◆ YOUR ASSIGNMENT
What lines of the data hold the string "this"? Copy them all.
━━━━
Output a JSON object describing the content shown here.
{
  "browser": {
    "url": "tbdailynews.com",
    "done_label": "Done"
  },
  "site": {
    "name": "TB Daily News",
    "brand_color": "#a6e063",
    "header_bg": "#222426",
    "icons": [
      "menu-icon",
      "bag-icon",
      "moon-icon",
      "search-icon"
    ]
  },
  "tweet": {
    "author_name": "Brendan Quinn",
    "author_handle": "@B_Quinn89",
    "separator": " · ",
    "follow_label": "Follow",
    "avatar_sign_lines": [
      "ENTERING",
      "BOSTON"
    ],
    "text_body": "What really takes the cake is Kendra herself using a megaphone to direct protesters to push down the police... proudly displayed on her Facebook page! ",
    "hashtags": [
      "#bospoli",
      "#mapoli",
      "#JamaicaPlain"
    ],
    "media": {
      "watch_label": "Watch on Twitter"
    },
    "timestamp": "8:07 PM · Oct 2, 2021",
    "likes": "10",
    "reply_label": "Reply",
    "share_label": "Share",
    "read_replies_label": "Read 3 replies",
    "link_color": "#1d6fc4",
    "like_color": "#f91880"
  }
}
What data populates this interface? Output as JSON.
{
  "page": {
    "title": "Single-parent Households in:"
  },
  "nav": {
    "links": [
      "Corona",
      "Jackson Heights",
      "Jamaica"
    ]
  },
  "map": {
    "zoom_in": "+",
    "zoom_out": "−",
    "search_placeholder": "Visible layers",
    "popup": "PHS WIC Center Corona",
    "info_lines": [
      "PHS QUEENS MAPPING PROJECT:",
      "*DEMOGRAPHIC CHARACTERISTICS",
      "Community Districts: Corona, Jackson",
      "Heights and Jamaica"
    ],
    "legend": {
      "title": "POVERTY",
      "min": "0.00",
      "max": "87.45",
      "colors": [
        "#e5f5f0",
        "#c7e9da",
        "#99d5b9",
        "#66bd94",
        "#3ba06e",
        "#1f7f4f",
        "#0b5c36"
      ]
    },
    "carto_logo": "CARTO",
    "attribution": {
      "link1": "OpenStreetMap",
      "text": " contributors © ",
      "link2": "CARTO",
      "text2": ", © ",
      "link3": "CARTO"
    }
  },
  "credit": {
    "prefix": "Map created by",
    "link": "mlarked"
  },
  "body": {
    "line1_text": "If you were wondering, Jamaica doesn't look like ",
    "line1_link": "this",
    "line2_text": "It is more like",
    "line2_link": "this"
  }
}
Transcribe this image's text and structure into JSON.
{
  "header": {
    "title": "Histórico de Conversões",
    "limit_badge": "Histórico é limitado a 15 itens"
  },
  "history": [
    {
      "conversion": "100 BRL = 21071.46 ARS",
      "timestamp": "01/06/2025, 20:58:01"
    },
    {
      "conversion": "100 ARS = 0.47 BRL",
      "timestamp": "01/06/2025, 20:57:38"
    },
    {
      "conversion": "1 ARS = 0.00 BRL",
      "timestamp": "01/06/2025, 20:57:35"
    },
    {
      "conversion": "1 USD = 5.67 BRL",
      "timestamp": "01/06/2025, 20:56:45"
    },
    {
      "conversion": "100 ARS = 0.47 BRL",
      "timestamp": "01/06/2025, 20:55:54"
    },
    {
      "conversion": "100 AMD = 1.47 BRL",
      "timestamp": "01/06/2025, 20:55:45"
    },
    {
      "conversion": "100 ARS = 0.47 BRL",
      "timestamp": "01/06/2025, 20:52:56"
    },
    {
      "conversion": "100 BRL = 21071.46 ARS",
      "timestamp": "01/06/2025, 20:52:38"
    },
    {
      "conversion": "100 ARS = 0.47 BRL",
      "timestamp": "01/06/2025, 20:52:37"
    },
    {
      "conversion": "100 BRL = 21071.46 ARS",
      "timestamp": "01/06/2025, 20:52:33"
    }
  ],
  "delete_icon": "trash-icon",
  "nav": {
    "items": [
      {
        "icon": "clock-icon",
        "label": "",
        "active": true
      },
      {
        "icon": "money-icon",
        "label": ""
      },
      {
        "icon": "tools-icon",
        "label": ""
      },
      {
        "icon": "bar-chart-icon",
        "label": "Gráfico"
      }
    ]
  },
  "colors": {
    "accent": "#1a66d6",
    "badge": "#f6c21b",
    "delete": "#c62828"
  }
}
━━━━
◆ EXERCISE ANSWER
What data populates this interface? Output as JSON.
    "line1_link": "this",
    "line2_link": "this"
Transcribe this image's text and structure into JSON.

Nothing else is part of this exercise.